> _Activity_
Locate the word "Login" in the data below, then copy every line that holds it.

Data for the task START

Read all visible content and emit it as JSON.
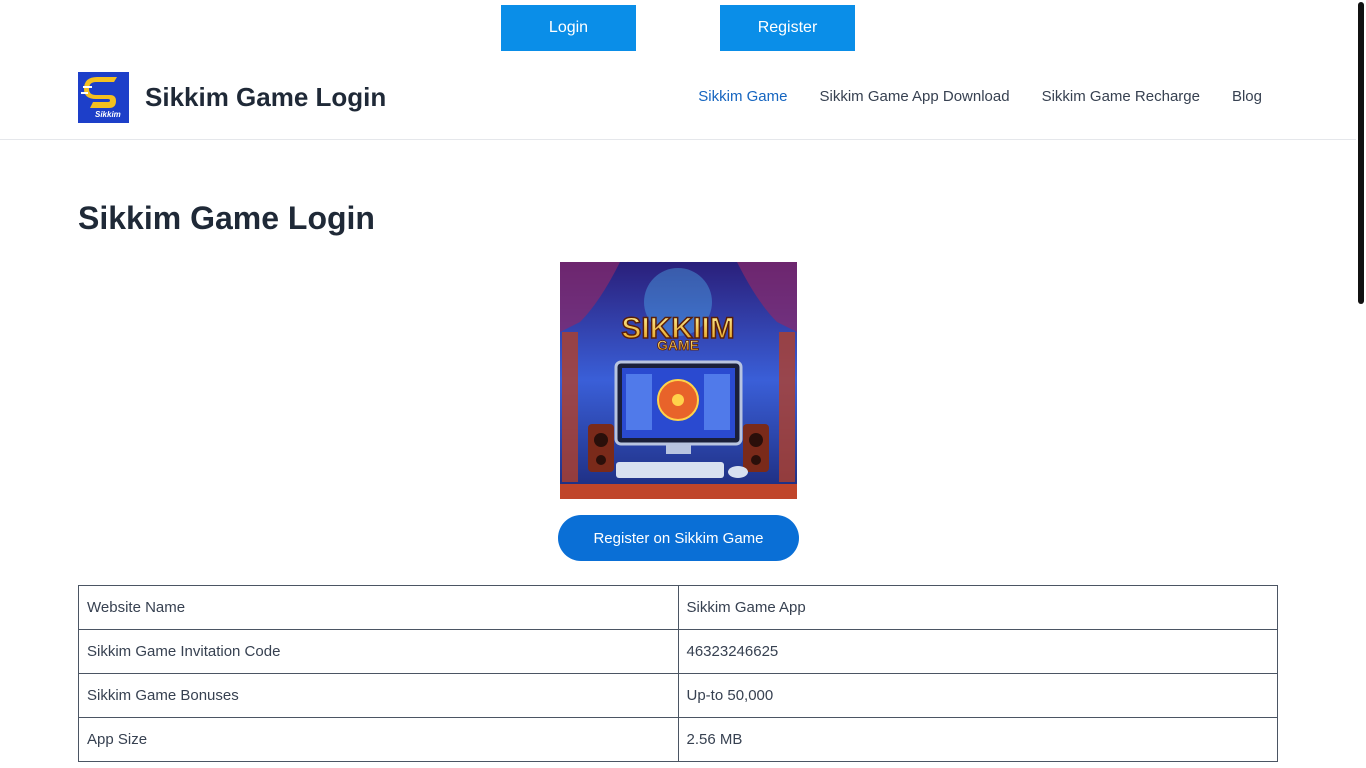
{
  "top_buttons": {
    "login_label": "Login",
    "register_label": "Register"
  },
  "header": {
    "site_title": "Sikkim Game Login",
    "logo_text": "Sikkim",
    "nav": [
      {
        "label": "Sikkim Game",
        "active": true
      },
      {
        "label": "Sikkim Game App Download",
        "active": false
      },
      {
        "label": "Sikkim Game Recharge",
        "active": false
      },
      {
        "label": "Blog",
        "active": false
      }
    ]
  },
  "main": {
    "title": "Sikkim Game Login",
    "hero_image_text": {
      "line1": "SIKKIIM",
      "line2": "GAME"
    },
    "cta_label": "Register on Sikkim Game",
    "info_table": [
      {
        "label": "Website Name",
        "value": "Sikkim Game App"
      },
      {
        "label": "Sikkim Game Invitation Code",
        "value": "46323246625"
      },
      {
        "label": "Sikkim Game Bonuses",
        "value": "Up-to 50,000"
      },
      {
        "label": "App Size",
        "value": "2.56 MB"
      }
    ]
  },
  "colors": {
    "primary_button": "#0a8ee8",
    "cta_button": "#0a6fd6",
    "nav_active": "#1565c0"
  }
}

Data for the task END

> _Response_
    "login_label": "Login",
    "site_title": "Sikkim Game Login",
    "title": "Sikkim Game Login",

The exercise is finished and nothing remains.